# Records:

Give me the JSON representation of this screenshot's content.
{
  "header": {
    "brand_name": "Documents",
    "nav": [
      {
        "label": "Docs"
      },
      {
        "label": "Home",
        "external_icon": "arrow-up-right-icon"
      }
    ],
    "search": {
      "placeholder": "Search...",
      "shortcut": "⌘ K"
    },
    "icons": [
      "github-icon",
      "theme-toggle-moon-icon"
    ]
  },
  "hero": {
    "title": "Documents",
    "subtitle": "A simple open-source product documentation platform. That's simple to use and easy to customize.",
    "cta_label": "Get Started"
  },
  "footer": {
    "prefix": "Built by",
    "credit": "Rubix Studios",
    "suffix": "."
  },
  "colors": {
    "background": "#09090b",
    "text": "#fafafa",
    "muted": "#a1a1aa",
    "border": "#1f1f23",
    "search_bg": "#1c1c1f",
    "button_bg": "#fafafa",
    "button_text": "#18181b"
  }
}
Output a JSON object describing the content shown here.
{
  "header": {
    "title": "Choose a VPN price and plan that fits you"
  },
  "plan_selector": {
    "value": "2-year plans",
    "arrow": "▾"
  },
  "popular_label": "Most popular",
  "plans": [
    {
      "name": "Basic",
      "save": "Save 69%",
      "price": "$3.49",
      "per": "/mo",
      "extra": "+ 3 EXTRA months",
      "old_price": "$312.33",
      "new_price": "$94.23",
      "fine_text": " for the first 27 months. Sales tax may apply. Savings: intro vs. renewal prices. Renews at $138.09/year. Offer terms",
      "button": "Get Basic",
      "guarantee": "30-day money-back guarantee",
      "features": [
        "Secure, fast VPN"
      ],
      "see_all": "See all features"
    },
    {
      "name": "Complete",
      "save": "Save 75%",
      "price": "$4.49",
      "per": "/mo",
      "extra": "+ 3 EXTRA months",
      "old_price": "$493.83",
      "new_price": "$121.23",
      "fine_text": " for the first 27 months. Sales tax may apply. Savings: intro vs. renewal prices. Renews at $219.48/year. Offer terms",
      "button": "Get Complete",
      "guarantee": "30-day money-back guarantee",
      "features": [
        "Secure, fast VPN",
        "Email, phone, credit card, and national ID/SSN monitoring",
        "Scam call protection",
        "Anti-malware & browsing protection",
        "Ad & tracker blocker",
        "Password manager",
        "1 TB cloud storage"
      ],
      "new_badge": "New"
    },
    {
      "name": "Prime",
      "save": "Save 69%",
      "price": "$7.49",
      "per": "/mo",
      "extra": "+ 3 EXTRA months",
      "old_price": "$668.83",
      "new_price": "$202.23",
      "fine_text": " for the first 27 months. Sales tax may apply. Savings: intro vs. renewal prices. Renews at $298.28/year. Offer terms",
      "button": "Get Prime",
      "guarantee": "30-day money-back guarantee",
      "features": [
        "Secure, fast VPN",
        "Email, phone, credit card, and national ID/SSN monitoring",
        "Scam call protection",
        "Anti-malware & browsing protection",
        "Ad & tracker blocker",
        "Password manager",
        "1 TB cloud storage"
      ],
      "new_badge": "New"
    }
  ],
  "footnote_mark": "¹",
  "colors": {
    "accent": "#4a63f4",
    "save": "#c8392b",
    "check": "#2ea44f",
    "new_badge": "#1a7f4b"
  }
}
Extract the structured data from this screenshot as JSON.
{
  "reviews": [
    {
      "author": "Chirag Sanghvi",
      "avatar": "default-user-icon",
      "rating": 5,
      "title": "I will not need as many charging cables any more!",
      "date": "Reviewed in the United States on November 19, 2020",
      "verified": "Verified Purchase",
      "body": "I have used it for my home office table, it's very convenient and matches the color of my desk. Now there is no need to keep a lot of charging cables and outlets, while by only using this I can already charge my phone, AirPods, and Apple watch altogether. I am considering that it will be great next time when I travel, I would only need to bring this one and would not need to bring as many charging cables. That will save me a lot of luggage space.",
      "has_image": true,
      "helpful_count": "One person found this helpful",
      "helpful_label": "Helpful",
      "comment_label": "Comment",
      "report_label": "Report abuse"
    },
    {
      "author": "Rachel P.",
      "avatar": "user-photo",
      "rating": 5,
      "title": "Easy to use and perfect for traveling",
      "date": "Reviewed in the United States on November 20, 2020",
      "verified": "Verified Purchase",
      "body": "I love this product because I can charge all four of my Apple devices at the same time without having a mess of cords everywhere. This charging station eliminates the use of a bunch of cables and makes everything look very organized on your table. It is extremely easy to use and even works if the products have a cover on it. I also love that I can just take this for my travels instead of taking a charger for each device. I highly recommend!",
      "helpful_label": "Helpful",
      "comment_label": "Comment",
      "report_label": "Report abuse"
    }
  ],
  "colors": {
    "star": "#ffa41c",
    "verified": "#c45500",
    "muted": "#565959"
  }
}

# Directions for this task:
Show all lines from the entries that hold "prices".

# Answer:
      "fine_text": " for the first 27 months. Sales tax may apply. Savings: intro vs. renewal prices. Renews at $138.09/year. Offer terms",
      "fine_text": " for the first 27 months. Sales tax may apply. Savings: intro vs. renewal prices. Renews at $219.48/year. Offer terms",
      "fine_text": " for the first 27 months. Sales tax may apply. Savings: intro vs. renewal prices. Renews at $298.28/year. Offer terms",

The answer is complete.